[Records for the exercise Boundary: Start]

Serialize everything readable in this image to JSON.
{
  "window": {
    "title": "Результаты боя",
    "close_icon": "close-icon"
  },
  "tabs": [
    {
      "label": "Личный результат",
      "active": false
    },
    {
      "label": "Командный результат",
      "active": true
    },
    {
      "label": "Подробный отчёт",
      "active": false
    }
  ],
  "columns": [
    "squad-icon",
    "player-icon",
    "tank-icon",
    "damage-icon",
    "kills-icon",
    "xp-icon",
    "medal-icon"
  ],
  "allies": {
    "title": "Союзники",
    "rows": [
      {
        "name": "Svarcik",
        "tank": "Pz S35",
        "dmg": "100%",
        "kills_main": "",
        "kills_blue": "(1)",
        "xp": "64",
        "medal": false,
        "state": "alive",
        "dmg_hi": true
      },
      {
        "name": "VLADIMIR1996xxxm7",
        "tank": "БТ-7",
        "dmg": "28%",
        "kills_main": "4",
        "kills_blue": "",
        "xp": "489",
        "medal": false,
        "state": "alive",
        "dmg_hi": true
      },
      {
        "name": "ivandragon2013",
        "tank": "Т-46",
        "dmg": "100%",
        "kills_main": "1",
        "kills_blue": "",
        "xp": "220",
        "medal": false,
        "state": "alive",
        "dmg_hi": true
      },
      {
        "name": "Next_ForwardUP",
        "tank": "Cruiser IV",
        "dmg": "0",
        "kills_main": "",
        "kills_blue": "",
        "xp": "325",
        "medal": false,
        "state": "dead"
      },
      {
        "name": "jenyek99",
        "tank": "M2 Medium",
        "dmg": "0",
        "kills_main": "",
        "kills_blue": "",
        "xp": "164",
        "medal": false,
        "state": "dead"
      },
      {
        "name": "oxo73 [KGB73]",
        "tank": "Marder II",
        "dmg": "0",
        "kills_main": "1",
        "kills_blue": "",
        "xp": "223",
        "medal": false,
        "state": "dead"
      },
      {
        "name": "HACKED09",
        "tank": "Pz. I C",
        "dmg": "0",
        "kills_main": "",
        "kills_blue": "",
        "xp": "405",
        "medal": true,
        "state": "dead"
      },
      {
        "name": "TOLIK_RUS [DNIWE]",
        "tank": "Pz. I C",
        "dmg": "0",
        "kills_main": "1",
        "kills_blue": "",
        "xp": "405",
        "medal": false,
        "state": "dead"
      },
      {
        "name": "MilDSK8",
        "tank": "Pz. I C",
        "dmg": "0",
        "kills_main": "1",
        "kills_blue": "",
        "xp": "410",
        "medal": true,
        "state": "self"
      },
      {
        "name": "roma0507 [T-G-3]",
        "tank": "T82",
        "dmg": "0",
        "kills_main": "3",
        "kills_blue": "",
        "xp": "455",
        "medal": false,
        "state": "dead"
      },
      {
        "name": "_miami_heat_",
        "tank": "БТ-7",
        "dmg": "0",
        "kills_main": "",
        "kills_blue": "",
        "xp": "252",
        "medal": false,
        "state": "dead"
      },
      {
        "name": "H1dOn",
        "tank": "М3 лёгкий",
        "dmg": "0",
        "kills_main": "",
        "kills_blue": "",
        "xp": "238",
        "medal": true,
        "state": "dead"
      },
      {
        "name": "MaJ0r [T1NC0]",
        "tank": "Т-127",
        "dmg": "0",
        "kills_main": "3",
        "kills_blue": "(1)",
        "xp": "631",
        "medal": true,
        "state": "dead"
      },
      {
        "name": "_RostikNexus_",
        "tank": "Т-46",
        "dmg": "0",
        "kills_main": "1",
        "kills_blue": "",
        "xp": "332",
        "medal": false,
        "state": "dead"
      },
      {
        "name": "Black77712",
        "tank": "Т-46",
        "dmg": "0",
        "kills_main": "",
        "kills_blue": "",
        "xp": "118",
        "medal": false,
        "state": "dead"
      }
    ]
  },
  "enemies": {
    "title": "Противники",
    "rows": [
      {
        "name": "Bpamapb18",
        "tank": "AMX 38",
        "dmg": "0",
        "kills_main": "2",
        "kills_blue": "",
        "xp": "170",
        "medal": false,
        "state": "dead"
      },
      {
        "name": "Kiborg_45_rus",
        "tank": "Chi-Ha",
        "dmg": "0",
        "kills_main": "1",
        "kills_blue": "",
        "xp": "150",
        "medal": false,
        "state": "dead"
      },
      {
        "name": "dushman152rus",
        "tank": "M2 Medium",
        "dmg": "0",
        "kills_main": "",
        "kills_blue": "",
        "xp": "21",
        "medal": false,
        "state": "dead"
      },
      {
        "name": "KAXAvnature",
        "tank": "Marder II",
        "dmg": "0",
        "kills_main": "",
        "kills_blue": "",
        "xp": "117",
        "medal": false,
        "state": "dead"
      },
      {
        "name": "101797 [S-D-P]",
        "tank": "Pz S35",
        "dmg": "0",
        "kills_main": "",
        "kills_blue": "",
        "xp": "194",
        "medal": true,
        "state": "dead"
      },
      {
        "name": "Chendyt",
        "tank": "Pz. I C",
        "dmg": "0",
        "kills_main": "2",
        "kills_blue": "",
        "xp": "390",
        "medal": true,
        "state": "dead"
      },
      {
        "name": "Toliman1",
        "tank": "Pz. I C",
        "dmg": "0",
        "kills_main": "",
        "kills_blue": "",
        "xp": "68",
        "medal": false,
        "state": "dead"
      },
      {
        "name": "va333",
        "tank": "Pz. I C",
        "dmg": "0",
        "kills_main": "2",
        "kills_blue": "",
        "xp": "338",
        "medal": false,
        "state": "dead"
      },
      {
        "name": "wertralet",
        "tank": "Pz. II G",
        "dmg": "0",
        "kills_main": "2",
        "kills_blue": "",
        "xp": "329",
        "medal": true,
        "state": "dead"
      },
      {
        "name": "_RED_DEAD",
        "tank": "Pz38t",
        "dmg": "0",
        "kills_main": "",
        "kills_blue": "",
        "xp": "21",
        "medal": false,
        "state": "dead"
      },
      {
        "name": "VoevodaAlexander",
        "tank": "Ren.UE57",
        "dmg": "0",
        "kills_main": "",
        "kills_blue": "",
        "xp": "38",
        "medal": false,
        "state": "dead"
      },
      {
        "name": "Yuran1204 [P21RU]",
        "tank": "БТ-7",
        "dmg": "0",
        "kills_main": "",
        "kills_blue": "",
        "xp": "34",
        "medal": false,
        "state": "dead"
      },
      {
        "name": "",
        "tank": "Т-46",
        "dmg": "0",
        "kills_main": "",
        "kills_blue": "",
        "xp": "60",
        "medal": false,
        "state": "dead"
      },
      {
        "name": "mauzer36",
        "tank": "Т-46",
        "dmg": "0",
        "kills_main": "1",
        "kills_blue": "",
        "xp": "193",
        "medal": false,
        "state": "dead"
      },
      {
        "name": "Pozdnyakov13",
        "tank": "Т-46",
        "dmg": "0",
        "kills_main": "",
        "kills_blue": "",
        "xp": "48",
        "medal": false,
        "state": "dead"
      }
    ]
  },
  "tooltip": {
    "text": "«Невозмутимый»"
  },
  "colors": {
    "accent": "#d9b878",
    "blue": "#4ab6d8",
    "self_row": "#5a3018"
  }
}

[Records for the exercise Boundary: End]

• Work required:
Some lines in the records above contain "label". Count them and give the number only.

• Answer space:
3